# What this task involves
Return, from the data that follows, each line that holds the word "JSON".
▼▼▼
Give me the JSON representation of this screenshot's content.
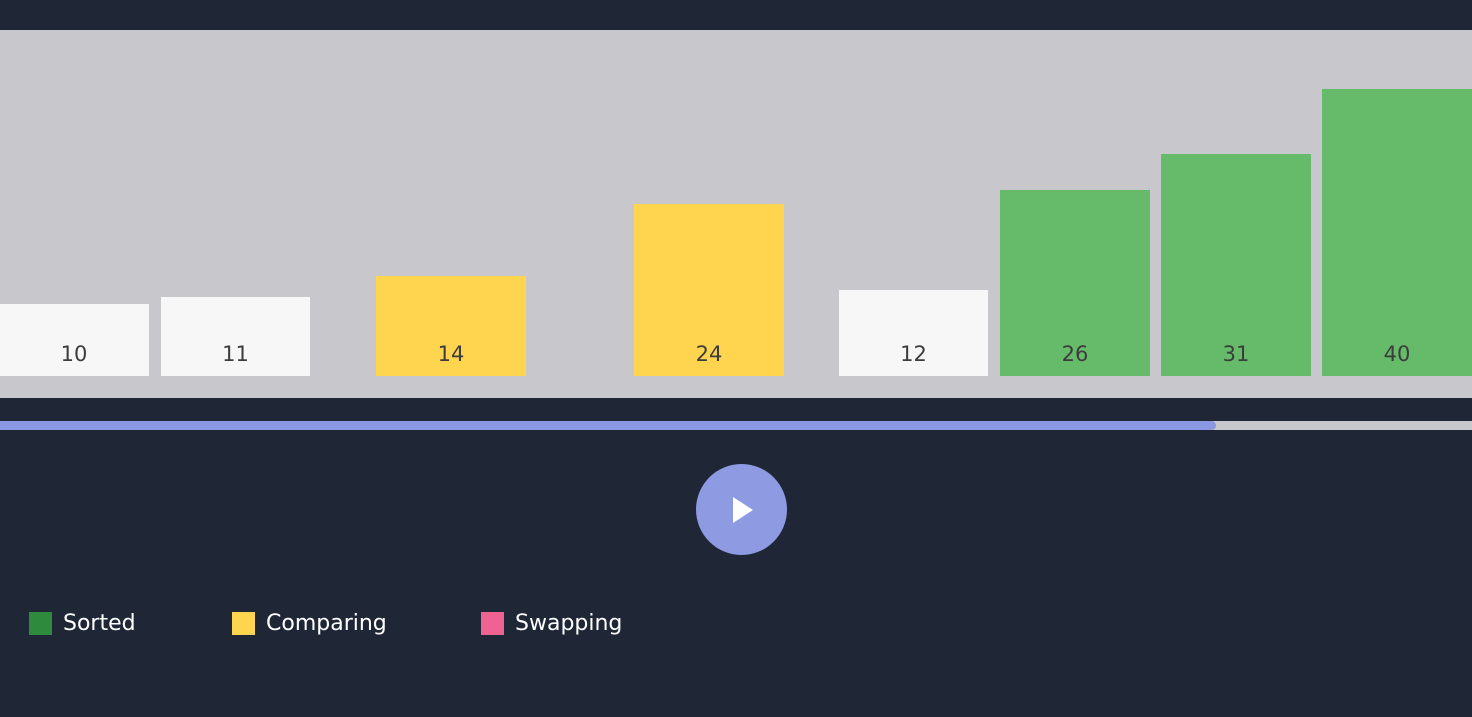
{
  "chart_data": {
    "type": "bar",
    "categories": [
      "10",
      "11",
      "14",
      "24",
      "12",
      "26",
      "31",
      "40"
    ],
    "values": [
      10,
      11,
      14,
      24,
      12,
      26,
      31,
      40
    ],
    "states": [
      "default",
      "default",
      "comparing",
      "comparing",
      "default",
      "sorted",
      "sorted",
      "sorted"
    ],
    "ylim": [
      0,
      40
    ]
  },
  "colors": {
    "default": "#f7f7f7",
    "comparing": "#ffd54f",
    "sorted": "#66bb6a",
    "swapping": "#f06292",
    "legend_sorted": "#2e8b3e",
    "progress": "#8a97e3",
    "play_button": "#8e9be3"
  },
  "progress": 0.826,
  "controls": {
    "play_icon": "play-icon"
  },
  "legend": [
    {
      "label": "Sorted",
      "color": "#2e8b3e"
    },
    {
      "label": "Comparing",
      "color": "#ffd54f"
    },
    {
      "label": "Swapping",
      "color": "#f06292"
    }
  ]
}
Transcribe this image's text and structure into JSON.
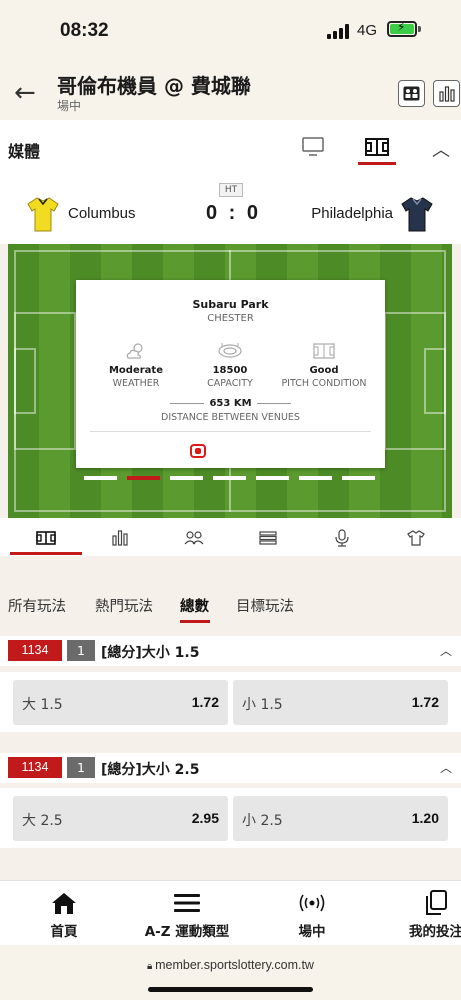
{
  "status_bar": {
    "time": "08:32",
    "network": "4G",
    "battery": "charging"
  },
  "header": {
    "title": "哥倫布機員 @ 費城聯",
    "subtitle": "場中"
  },
  "media": {
    "label": "媒體"
  },
  "match": {
    "period": "HT",
    "home_team": "Columbus",
    "away_team": "Philadelphia",
    "score": "0 : 0",
    "home_shirt_color": "#f2dc21",
    "away_shirt_color": "#25344a"
  },
  "venue_card": {
    "venue": "Subaru Park",
    "city": "CHESTER",
    "stats": [
      {
        "value": "Moderate",
        "label": "WEATHER",
        "icon": "weather-icon"
      },
      {
        "value": "18500",
        "label": "CAPACITY",
        "icon": "stadium-icon"
      },
      {
        "value": "Good",
        "label": "PITCH CONDITION",
        "icon": "pitch-icon"
      }
    ],
    "distance": "653 KM",
    "distance_label": "DISTANCE BETWEEN VENUES"
  },
  "carousel": {
    "count": 7,
    "active_index": 1
  },
  "icon_tabs": [
    "pitch-icon",
    "stats-icon",
    "lineup-icon",
    "standings-icon",
    "commentary-icon",
    "shirt-icon"
  ],
  "market_tabs": [
    {
      "label": "所有玩法",
      "active": false
    },
    {
      "label": "熱門玩法",
      "active": false
    },
    {
      "label": "總數",
      "active": true
    },
    {
      "label": "目標玩法",
      "active": false
    }
  ],
  "markets": [
    {
      "code": "1134",
      "num": "1",
      "name": "[總分]大小 1.5",
      "odds": [
        {
          "label": "大 1.5",
          "value": "1.72"
        },
        {
          "label": "小 1.5",
          "value": "1.72"
        }
      ]
    },
    {
      "code": "1134",
      "num": "1",
      "name": "[總分]大小 2.5",
      "odds": [
        {
          "label": "大 2.5",
          "value": "2.95"
        },
        {
          "label": "小 2.5",
          "value": "1.20"
        }
      ]
    }
  ],
  "bottom_nav": [
    {
      "label": "首頁",
      "icon": "home-icon"
    },
    {
      "label": "A-Z 運動類型",
      "icon": "menu-icon"
    },
    {
      "label": "場中",
      "icon": "live-icon"
    },
    {
      "label": "我的投注",
      "icon": "bets-icon"
    }
  ],
  "browser": {
    "url": "member.sportslottery.com.tw"
  },
  "colors": {
    "accent": "#c21a1a",
    "pitch": "#4d8b26"
  }
}
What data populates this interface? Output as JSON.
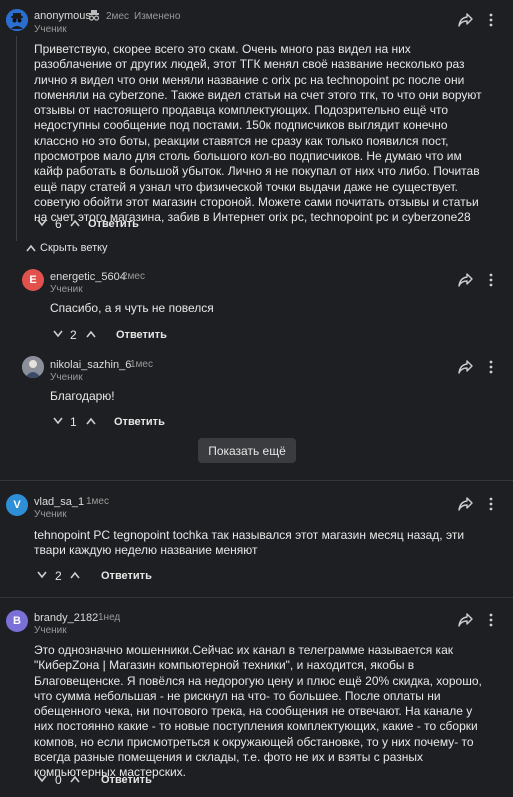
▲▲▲
# Answer
Give me the JSON representation of this screenshot's content.
Transcribe this image's text and structure into JSON.
What data populates this interface? Output as JSON.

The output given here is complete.